• Goal of the exercise: Show all lines from the material that carry the word "JSON".

• Input data:
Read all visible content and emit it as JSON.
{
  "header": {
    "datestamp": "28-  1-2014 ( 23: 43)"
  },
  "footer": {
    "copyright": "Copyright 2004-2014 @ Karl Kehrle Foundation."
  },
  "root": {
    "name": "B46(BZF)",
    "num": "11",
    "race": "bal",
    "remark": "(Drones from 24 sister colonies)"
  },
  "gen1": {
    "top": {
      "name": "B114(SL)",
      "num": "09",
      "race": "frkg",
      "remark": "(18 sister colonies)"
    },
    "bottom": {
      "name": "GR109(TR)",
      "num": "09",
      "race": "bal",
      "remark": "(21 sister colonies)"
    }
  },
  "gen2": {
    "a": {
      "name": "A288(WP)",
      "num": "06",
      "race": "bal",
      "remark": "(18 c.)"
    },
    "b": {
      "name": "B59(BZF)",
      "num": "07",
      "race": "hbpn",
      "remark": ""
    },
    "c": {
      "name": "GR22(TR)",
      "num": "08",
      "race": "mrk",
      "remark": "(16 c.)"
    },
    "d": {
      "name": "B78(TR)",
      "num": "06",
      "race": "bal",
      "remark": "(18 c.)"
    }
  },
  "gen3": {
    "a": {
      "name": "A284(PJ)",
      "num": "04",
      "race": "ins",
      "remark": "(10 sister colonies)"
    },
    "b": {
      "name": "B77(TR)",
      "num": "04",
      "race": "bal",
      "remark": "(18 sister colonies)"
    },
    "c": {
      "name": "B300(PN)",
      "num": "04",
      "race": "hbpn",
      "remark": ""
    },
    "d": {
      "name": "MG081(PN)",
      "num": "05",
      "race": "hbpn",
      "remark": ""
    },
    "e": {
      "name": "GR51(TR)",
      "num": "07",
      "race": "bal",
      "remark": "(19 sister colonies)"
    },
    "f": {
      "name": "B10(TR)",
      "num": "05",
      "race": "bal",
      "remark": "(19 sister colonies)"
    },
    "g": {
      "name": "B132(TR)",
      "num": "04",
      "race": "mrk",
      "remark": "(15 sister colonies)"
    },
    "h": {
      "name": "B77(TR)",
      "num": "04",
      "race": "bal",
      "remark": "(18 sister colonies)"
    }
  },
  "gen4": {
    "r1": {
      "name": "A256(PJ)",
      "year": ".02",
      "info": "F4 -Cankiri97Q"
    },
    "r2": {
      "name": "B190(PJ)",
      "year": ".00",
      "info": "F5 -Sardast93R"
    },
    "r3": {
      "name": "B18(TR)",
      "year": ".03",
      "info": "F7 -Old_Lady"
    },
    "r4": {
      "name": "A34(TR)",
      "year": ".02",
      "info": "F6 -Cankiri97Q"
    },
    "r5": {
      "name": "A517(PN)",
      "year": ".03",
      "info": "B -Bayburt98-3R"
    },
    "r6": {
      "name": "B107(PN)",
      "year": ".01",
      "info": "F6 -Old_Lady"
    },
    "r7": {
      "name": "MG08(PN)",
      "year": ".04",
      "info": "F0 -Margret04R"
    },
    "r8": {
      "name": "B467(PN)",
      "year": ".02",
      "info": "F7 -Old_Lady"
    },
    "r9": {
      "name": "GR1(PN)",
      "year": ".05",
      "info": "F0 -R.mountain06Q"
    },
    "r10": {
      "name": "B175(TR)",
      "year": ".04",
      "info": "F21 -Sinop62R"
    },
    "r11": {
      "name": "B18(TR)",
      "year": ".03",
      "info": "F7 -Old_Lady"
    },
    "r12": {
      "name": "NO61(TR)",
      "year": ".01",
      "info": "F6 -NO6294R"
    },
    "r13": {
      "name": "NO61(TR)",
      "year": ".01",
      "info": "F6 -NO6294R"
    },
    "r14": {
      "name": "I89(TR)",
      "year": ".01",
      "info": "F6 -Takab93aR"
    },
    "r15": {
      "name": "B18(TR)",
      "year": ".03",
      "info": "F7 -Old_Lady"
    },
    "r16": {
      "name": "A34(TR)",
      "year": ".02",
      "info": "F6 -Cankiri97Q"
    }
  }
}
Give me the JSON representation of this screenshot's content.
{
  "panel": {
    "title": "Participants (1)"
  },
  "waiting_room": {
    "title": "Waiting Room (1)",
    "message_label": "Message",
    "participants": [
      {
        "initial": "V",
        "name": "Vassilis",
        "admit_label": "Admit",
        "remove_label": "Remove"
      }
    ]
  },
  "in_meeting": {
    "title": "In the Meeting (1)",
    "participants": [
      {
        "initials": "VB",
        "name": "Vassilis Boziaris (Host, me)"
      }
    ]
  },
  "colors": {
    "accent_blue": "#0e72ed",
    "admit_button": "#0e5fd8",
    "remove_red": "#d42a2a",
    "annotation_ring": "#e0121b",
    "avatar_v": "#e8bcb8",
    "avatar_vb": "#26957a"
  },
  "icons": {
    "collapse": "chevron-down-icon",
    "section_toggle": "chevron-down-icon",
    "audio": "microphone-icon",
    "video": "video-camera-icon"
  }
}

• Task result:
Read all visible content and emit it as JSON.
Give me the JSON representation of this screenshot's content.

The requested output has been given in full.